Saturday, February 12, 2011

Baby Dodds

One thing I've noticed in recent years is that you can't have a conversation about the drums in jazz without Baby Dodds coming up- he's become kind of a signifier of seriousness about the subject. I can't remember anything that's said about him- people just seem be saying the name to encourage others to go deep into the history, or to remind themselves of something.

Like most people, I can't say he's been a giant influence- I dug up some records when I was in school, and was struck by his fat, swinging sound, but that's about it. Unless you're playing Dixieland, it's not easy to apply his thing real directly- when playing modern music in the 60's tradition, you generally try to avoid those early stylistic things. Ed Blackwell and Charles Moffett come to mind as people who maybe do a similar thing in a hip way. Maybe I hear a little bit of him in Tony Oxley as well.

I take him as a reminder of the soul of the instrument that got maybe a little bit obscured as it moved into its modern phase- the "drumistic" rudimental melodies, military effects, the little two and three pitch melodies, sound/exotic effects, chokes, the strong use of the bass drum, the dramatic orchestration. Without the historical knowledge, modern drumming can sometimes feel like attempting high-level Christopher Guest style comedy without knowing anything about slapstick.

Here's a track from his famous Talking and Drum Solos record:

An interview excerpt and more clips after the break:

Via, this quote from a 1953 Dodds interview with Bill Russell is good:
I feel that I’m the key man in that band, and it’s up to me to make all them feel like playin’. Even if it’s no more than joking with ‘em. You can joke along with a band, and you have somebody with a grin on their face, and still they’re blowin’. And you can pass the word along, that somebody’ll feel good—well, that’s all up to spirit. I’ll say, just like a pitcher and a catcher. Now you would wonder, why do a catcher go out to the pitcher and talk to him on the mound, and the pitcher never comes in and talks to the catcher? Because the catcher has got this pitcher in mind, to know exactly what to do, and for him to not to get excited. Well, that’s like my job. In drummin’, you have got to pay attention to each and every one, and you must hear that person distinctly, and hear what he wants—you gotta give it to him. If he don’t like that, if he don’t go with it, give him somethin’ else. And that way you keep your band smooth. You have to keep your band jumpin’ and keep everybody lively. 
It's notable that he's talking about keeping the band rather than the audience engaged, as may be a little more the case with someone like Gene Krupa.

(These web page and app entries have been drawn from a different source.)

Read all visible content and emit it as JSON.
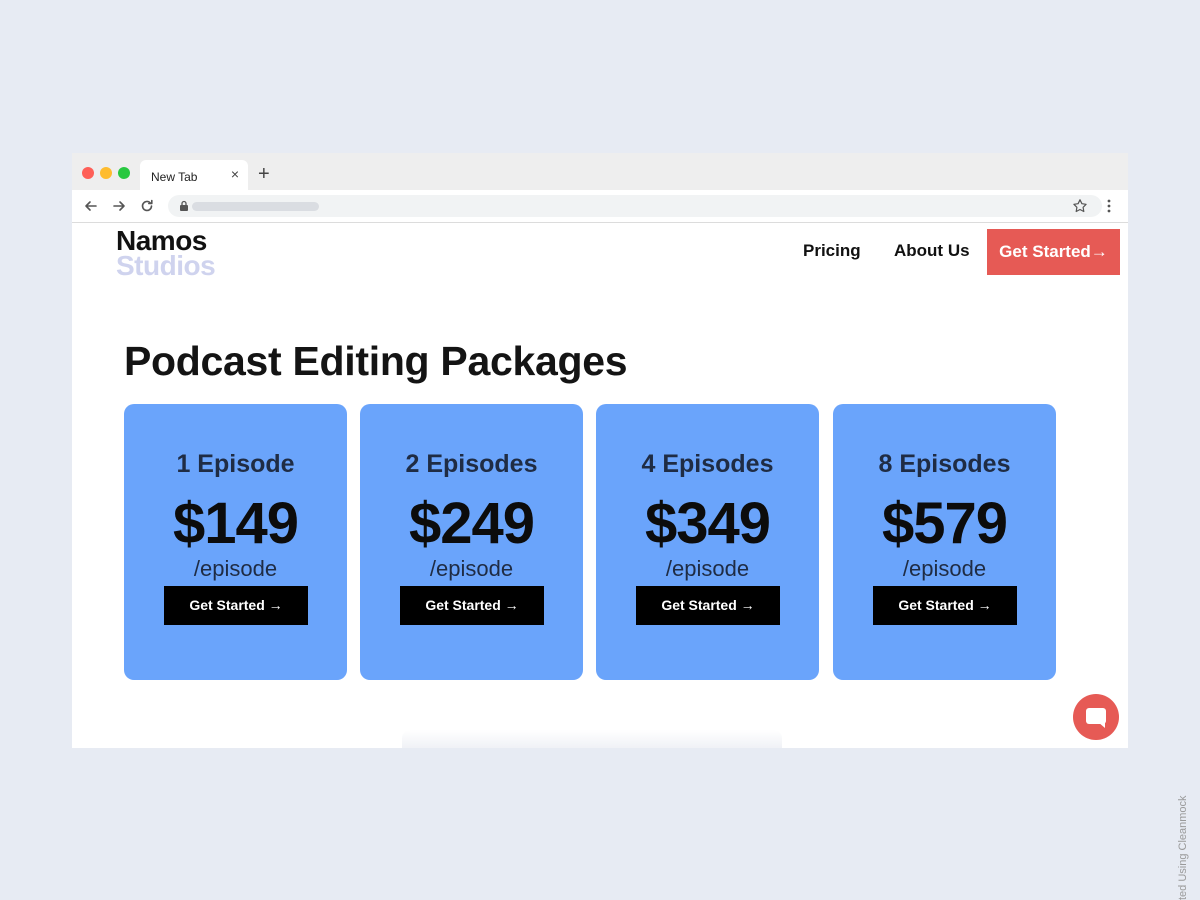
{
  "browser": {
    "tab_title": "New Tab",
    "tab_close": "×",
    "new_tab": "+"
  },
  "header": {
    "logo_line1": "Namos",
    "logo_line2": "Studios",
    "nav": [
      "Pricing",
      "About Us"
    ],
    "cta": "Get Started→"
  },
  "main": {
    "title": "Podcast Editing Packages",
    "packages": [
      {
        "name": "1 Episode",
        "price": "$149",
        "unit": "/episode",
        "button": "Get Started →"
      },
      {
        "name": "2 Episodes",
        "price": "$249",
        "unit": "/episode",
        "button": "Get Started →"
      },
      {
        "name": "4 Episodes",
        "price": "$349",
        "unit": "/episode",
        "button": "Get Started →"
      },
      {
        "name": "8 Episodes",
        "price": "$579",
        "unit": "/episode",
        "button": "Get Started →"
      }
    ]
  },
  "icons": {
    "back": "back-arrow-icon",
    "forward": "forward-arrow-icon",
    "reload": "reload-icon",
    "lock": "lock-icon",
    "bookmark": "star-icon",
    "menu": "more-vert-icon",
    "chat": "chat-bubble-icon"
  },
  "colors": {
    "card": "#6aa4fb",
    "accent": "#e65a55",
    "logo_secondary": "#cfd3ee",
    "background": "#e7ebf3"
  },
  "watermark": "ted Using Cleanmock"
}
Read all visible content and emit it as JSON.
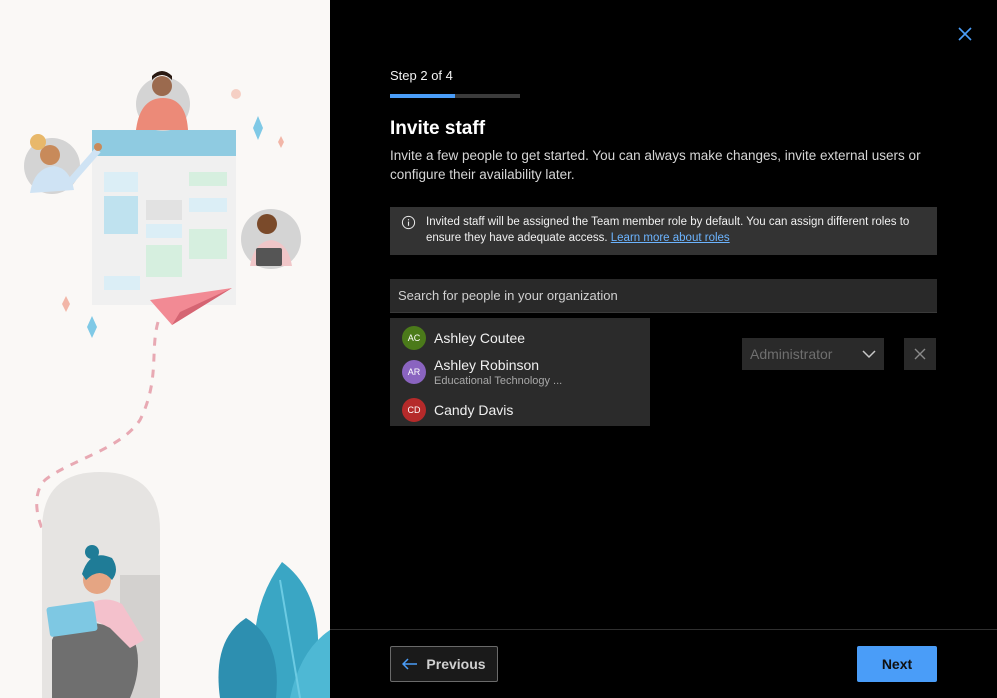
{
  "wizard": {
    "step_label": "Step 2 of 4",
    "progress_fraction": 0.5,
    "title": "Invite staff",
    "description": "Invite a few people to get started. You can always make changes, invite external users or configure their availability later."
  },
  "info_banner": {
    "text": "Invited staff will be assigned the Team member role by default. You can assign different roles to ensure they have adequate access. ",
    "link_text": "Learn more about roles"
  },
  "search": {
    "placeholder": "Search for people in your organization",
    "value": ""
  },
  "suggestions": [
    {
      "initials": "AC",
      "name": "Ashley Coutee",
      "subtitle": "",
      "color": "#4b7a1a"
    },
    {
      "initials": "AR",
      "name": "Ashley Robinson",
      "subtitle": "Educational Technology ...",
      "color": "#8a64c0"
    },
    {
      "initials": "CD",
      "name": "Candy Davis",
      "subtitle": "",
      "color": "#b52a2a"
    }
  ],
  "role_select": {
    "value": "Administrator"
  },
  "footer": {
    "previous_label": "Previous",
    "next_label": "Next"
  },
  "colors": {
    "accent": "#4a9df8",
    "background": "#000000",
    "surface": "#2b2b2b"
  }
}
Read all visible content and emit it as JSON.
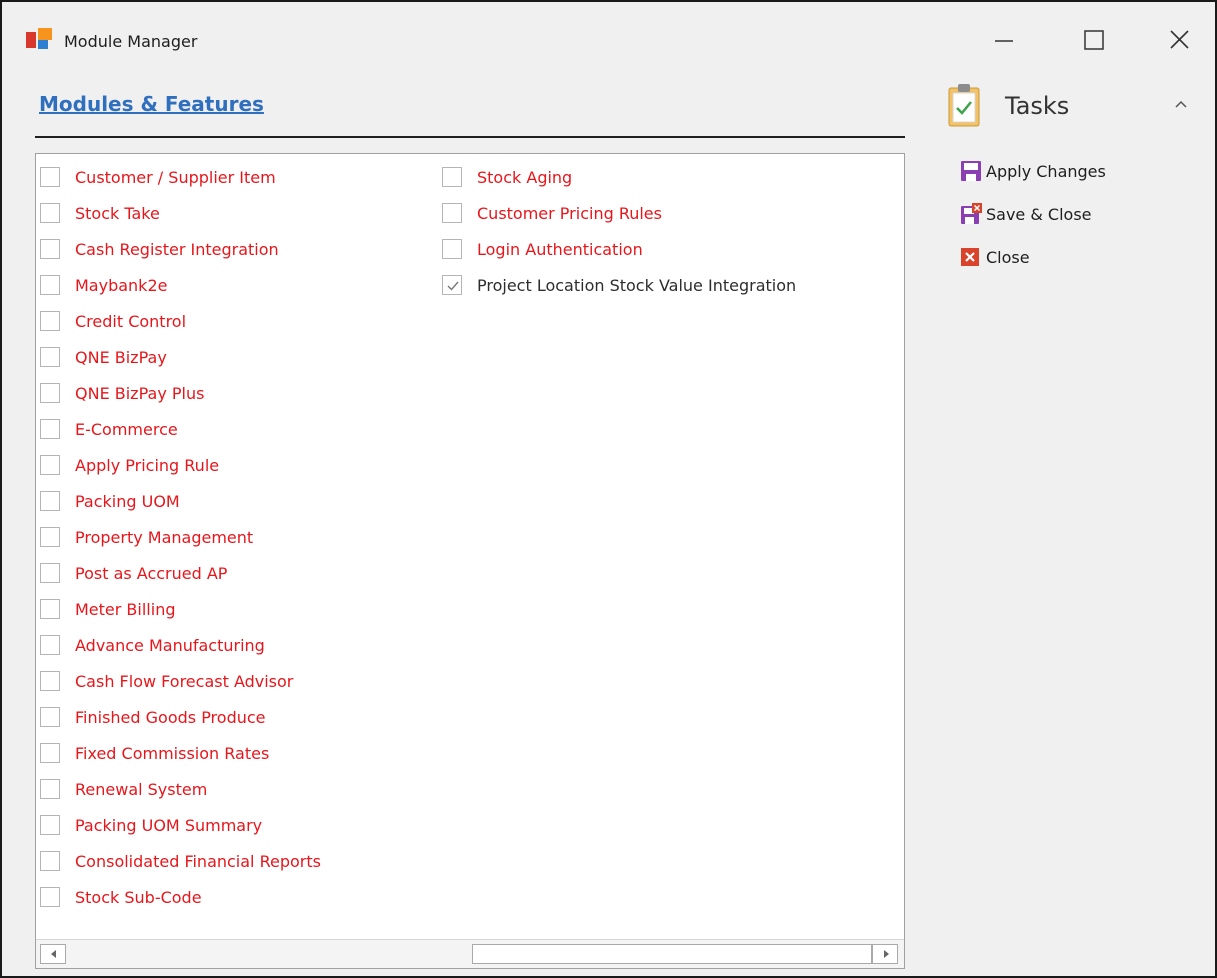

Also about process rather than posterity, so to speak- he's talking about facilitating the performance rather than doing the perfect thing in a strictly musical sense.

This piece by Rick Mattingly is also good to read. He credits Dodds with the direct precursor of the jazz ride pattern, which was created by Papa Jo Jones and finally Kenny Clarke:

Dodds’ way of playing press rolls ultimately evolved into the standard jazz ride-cymbal pattern. Whereas many drummers would play very short press rolls on the backbeats, Dodds would start his rolls on the backbeats but extend each one to the following beat, providing a smoother time flow. 

More clips:


Steve Korn said...

Hey Todd, about ten years ago I transcribed and performed 6 Baby Dodds solos for the chamber dance company at the university of Washington. I can send them your way if you're interested.

I think of Dodds' lineage as being very apparent in the swing era, particularly in guys like Gene Krupa. Krupa's 'jungle drumming" style is, in my opinion, a direct extension of Dodds, as is his feel and phrasing. Krupa is obviously a direct influence on many drummers of his era, so the line goes on.

Todd Bishop said...

Emailing you now... must have transcriptions....